The records ▸

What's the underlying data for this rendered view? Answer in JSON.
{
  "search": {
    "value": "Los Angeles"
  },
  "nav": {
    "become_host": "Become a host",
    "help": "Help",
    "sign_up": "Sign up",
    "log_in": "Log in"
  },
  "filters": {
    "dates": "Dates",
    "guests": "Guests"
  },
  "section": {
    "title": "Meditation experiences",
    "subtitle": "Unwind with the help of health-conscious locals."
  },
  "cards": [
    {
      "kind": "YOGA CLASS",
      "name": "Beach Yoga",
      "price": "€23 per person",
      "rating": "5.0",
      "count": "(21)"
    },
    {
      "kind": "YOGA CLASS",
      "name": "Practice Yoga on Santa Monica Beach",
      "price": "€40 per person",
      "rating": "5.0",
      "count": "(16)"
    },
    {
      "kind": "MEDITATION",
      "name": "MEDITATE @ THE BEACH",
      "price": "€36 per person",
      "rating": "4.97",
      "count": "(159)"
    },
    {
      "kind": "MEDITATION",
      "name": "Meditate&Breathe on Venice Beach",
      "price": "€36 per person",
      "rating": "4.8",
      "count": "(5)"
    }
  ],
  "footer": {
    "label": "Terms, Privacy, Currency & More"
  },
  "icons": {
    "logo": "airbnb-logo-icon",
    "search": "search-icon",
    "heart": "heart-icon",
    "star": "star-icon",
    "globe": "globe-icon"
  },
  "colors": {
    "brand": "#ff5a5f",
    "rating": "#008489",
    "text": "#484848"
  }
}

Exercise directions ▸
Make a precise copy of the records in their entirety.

Expected answer ▸
What's the underlying data for this rendered view? Answer in JSON.
{
  "search": {
    "value": "Los Angeles"
  },
  "nav": {
    "become_host": "Become a host",
    "help": "Help",
    "sign_up": "Sign up",
    "log_in": "Log in"
  },
  "filters": {
    "dates": "Dates",
    "guests": "Guests"
  },
  "section": {
    "title": "Meditation experiences",
    "subtitle": "Unwind with the help of health-conscious locals."
  },
  "cards": [
    {
      "kind": "YOGA CLASS",
      "name": "Beach Yoga",
      "price": "€23 per person",
      "rating": "5.0",
      "count": "(21)"
    },
    {
      "kind": "YOGA CLASS",
      "name": "Practice Yoga on Santa Monica Beach",
      "price": "€40 per person",
      "rating": "5.0",
      "count": "(16)"
    },
    {
      "kind": "MEDITATION",
      "name": "MEDITATE @ THE BEACH",
      "price": "€36 per person",
      "rating": "4.97",
      "count": "(159)"
    },
    {
      "kind": "MEDITATION",
      "name": "Meditate&Breathe on Venice Beach",
      "price": "€36 per person",
      "rating": "4.8",
      "count": "(5)"
    }
  ],
  "footer": {
    "label": "Terms, Privacy, Currency & More"
  },
  "icons": {
    "logo": "airbnb-logo-icon",
    "search": "search-icon",
    "heart": "heart-icon",
    "star": "star-icon",
    "globe": "globe-icon"
  },
  "colors": {
    "brand": "#ff5a5f",
    "rating": "#008489",
    "text": "#484848"
  }
}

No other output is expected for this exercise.